§ **Exercise aim**: Of the lines below, report only those that contain "this".

---

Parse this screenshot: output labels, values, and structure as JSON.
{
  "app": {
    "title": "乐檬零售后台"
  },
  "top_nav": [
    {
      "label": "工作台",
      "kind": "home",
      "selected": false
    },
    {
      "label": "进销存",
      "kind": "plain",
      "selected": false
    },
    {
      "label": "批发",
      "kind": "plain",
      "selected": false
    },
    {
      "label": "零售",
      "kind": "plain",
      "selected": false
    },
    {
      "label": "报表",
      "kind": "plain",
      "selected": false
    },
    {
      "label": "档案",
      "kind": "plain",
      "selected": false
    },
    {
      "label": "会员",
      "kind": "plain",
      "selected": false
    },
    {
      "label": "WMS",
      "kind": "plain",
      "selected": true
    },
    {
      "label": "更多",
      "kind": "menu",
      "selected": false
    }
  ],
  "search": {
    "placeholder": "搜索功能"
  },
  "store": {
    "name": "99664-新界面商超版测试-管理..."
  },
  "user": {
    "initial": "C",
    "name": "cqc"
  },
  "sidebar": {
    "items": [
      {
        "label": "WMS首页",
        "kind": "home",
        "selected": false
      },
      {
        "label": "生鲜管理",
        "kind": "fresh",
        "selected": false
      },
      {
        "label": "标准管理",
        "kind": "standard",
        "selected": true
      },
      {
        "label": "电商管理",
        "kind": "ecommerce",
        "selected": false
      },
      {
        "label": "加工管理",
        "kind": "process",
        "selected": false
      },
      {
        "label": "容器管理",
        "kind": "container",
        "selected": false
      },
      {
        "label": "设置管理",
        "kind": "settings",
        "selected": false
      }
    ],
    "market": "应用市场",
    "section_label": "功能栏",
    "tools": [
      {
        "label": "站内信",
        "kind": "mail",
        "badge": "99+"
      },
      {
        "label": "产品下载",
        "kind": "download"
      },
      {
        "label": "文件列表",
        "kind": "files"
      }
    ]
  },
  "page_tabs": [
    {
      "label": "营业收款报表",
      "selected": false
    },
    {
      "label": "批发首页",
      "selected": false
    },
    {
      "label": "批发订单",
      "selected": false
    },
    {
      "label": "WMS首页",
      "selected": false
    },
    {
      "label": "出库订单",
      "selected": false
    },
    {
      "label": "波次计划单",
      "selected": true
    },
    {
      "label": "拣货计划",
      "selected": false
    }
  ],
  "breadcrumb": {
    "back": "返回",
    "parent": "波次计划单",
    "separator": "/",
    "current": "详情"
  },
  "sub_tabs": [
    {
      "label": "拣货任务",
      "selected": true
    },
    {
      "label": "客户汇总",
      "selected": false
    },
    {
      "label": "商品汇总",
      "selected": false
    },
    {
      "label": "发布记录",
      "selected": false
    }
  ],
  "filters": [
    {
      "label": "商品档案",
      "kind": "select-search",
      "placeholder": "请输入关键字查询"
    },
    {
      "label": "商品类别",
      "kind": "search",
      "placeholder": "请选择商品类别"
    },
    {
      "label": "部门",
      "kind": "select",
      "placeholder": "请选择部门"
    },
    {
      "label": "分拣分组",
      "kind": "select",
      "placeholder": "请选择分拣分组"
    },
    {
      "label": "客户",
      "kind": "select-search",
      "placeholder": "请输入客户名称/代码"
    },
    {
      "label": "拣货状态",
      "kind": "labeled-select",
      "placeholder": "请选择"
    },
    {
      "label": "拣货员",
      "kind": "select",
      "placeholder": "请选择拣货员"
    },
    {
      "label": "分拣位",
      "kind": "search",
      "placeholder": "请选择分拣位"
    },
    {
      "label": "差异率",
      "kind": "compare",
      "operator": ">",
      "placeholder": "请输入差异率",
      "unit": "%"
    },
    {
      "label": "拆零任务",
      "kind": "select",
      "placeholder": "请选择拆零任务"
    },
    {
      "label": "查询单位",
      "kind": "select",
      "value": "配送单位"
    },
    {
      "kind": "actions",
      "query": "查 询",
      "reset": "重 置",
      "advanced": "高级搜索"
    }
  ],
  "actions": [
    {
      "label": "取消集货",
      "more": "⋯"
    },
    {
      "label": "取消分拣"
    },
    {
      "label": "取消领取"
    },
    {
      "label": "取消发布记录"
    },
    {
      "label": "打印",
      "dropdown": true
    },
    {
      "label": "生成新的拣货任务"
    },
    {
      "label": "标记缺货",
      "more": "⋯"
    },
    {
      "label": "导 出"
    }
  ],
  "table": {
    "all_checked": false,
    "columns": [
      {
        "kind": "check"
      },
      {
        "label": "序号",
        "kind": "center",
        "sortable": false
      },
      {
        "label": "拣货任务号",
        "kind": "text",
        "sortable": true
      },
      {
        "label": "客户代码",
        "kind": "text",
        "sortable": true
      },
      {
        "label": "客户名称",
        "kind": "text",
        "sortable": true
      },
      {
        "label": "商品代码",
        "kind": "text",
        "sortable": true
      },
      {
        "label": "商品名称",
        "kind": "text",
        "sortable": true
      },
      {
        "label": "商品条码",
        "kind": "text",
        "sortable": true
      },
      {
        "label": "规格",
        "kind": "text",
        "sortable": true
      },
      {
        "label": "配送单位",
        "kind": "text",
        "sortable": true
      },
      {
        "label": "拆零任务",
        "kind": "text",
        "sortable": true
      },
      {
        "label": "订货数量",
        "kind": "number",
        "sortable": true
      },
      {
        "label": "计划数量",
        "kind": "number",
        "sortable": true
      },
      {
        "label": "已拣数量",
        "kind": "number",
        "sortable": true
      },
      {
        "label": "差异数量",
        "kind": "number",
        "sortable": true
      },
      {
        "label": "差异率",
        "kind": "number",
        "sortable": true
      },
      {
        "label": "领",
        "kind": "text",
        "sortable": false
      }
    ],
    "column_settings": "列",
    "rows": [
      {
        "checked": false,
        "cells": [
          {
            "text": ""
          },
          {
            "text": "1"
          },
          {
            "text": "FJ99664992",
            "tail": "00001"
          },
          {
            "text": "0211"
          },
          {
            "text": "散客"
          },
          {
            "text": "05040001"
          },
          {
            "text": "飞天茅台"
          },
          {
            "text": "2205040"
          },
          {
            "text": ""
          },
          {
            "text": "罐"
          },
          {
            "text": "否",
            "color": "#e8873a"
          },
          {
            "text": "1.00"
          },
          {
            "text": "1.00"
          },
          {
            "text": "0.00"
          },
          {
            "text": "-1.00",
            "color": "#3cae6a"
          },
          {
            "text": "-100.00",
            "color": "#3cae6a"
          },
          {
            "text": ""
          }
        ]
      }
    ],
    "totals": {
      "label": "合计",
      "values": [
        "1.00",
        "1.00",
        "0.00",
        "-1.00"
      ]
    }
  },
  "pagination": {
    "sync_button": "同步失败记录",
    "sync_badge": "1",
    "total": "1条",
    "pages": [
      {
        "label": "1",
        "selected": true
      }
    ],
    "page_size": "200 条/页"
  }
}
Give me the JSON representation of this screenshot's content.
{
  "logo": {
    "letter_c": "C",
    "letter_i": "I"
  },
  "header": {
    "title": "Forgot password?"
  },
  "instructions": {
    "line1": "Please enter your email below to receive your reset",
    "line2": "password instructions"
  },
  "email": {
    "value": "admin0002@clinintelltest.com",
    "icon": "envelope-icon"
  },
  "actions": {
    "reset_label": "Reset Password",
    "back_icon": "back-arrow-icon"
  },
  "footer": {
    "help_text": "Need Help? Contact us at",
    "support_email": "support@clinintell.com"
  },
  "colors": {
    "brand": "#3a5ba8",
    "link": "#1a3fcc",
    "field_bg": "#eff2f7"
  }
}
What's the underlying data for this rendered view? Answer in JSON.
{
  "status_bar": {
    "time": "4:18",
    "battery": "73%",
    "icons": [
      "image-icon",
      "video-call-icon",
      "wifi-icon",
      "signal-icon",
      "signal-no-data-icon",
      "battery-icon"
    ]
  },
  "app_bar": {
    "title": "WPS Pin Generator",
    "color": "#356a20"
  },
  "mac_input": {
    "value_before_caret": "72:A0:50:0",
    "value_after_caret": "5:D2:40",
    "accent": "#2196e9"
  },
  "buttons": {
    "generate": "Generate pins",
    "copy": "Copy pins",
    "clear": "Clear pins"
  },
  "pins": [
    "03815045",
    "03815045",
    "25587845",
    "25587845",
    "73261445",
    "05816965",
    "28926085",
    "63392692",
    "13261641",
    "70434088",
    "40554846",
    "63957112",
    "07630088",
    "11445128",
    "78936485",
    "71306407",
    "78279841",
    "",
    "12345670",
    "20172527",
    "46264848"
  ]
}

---

§ **Written response**:
Parse this screenshot: output labels, values, and structure as JSON.
Give me the JSON representation of this screenshot's content.
What's the underlying data for this rendered view? Answer in JSON.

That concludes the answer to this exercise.